There is a bit of confusion about our software designed to allow breaking into password-protected systems, files, documents, and encrypted containers. We have as many as three products (and five different tools) dealing with the matter: Elcomsoft Forensic Disk Decryptor (with an unnamed memory dumping tool), Elcomsoft System Recovery and Elcomsoft Distributed Password Recovery, which also includes Elcomsoft Hash Extractor as part of the package. Let’s briefly go through all of them. Hopefully it will help you select the right product for your needs and save time in your investigation.

BitLocker is one of the most advanced and most commonly used volume encryption solutions. BitLocker is well-studied and extensively documented solution with few known vulnerabilities and a limited number of possible vectors of attack. BitLocker volumes may be protected with one or more protectors such as the hardware-bound TPM, user-selectable password, USB key, or combination thereof. Attacking the password is only possible in one of these cases, while other protectors require a very different set of attacks. Learn how to approach BitLocker volumes depending on the type of protector.

VeraCrypt is a de-facto successor to TrueCrypt, one of the most popular cryptographic tools for full-disk encryption of internal and external storage devices. Compared to TrueCrypt, which it effectively replaced, VeraCrypt employs a newer and more secure format for encrypted containers, and significantly expands the number of supported encryption algorithms and hash functions. Learn how to break VeraCrypt containers with distributed password attacks.

Full-disk encryption presents an immediate challenge to forensic experts. When acquiring computers with encrypted system volumes, the investigation cannot go forward without breaking the encryption first. Traditionally, experts would remove the hard drive(s), make disk images and work from there. We are offering a faster and easier way to access information required to break full-disk system encryption by booting from a flash drive and obtaining encryption metadata required to brute-force the original plain-text passwords to encrypted volumes. For non-system volumes, experts can quickly pull the system’s hibernation file to extract on-the-fly encryption keys later on with Elcomsoft Forensic Disk Decryptor.

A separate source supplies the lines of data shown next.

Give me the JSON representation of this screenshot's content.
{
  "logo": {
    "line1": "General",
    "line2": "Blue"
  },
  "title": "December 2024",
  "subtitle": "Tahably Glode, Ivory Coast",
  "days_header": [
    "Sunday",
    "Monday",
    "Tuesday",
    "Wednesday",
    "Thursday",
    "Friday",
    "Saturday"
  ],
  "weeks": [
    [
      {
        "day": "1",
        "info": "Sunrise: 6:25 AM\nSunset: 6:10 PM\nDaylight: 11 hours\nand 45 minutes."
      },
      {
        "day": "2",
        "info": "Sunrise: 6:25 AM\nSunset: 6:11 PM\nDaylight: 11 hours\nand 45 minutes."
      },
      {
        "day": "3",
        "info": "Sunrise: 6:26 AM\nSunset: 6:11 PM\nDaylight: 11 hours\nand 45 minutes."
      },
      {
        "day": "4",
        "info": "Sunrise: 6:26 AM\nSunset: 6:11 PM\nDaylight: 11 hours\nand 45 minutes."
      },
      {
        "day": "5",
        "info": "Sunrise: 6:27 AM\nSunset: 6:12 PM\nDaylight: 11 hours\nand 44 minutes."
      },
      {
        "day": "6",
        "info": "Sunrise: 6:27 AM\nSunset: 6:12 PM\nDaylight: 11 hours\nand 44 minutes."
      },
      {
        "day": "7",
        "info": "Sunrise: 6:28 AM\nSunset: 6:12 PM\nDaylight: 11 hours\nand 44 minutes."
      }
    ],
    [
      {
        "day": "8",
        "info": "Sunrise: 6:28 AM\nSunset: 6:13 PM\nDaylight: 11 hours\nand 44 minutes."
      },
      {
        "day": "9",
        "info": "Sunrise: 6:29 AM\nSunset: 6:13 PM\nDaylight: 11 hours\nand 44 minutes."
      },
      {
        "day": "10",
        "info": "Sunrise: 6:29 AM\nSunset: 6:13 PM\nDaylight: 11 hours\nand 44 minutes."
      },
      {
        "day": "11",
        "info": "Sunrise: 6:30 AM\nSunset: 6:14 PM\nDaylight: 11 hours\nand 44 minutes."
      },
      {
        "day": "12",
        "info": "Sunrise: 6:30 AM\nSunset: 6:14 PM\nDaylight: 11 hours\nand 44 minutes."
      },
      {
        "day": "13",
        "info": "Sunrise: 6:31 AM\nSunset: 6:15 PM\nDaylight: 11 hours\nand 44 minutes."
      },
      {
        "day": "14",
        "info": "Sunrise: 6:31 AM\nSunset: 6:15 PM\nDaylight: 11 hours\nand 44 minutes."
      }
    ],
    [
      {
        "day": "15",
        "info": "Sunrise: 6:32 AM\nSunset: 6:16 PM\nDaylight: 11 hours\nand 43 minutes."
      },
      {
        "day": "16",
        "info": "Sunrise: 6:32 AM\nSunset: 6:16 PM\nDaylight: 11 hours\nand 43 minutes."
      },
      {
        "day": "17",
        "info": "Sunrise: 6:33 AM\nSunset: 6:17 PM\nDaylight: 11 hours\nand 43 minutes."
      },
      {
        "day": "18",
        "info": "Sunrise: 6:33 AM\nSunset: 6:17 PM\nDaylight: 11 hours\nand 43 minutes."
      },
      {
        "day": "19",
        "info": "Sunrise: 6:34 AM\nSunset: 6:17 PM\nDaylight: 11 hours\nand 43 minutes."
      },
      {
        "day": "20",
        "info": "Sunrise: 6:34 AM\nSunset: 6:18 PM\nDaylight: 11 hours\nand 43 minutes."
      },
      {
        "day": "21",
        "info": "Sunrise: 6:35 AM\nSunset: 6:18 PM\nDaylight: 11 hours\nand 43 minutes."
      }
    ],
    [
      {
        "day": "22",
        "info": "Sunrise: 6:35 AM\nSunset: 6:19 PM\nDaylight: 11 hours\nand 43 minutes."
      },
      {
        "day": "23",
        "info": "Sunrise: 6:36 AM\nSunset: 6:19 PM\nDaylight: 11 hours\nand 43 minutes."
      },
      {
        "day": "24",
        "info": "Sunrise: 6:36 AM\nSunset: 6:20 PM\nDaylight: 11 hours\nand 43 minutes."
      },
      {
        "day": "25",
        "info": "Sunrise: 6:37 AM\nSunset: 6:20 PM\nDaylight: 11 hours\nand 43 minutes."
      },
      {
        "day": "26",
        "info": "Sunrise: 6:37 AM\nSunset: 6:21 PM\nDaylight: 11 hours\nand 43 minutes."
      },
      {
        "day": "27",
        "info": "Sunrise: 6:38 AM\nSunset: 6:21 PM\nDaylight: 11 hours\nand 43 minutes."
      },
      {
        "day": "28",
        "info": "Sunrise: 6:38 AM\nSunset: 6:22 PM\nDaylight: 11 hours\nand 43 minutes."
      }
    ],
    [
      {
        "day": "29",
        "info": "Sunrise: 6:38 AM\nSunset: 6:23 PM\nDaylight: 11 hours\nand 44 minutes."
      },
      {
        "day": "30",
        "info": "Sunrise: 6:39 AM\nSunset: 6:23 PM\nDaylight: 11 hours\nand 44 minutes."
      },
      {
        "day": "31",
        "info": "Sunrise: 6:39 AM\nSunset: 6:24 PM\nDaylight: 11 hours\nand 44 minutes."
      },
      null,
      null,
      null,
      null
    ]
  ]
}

It’s been a long while since we made an update to one of our most technically advanced tools, Elcomsoft Forensic Disk Decryptor (EFDD). With this tool, one could extract data from an encrypted disk volume (FileVault 2, PGP, BitLocker or TrueCrypt) by utilizing the binary encryption key contained in the computer’s RAM. We could find and extract that key by analyzing the memory dump or hibernation files.

Investigators start seeing BitLocker encrypted volumes more and more often, yet computer users themselves may be genuinely unaware of the fact they’ve been encrypting their disk all along. How can you break into BitLocker encryption? Do you have to brute-force the password, or is there a quick hack to exploit?

BitLocker is a popular full-disk encryption scheme employed in all versions of Windows (but not in every edition) since Windows Vista. BitLocker is used to protect stationary and removable volumes against outside attacks. Since Windows 8, BitLocker is activated by default on compatible devices if the administrative account logs in with Microsoft Account credentials. BitLocker protection is extremely robust, becoming a real roadblock for digital forensics.

Quite often our new customers ask us for advice about what they should start with in order to use the program effectively. In fact, there are various situations when the tool can come in handy by decrypting data securely protected with TrueCrypt, BitLocker (To-Go), or PGP and we’d need a super long video to describe all the cases. But we’d love to demonstrate one typical situation when disk is protected with TrueCrypt when entire system drive encryption option is on.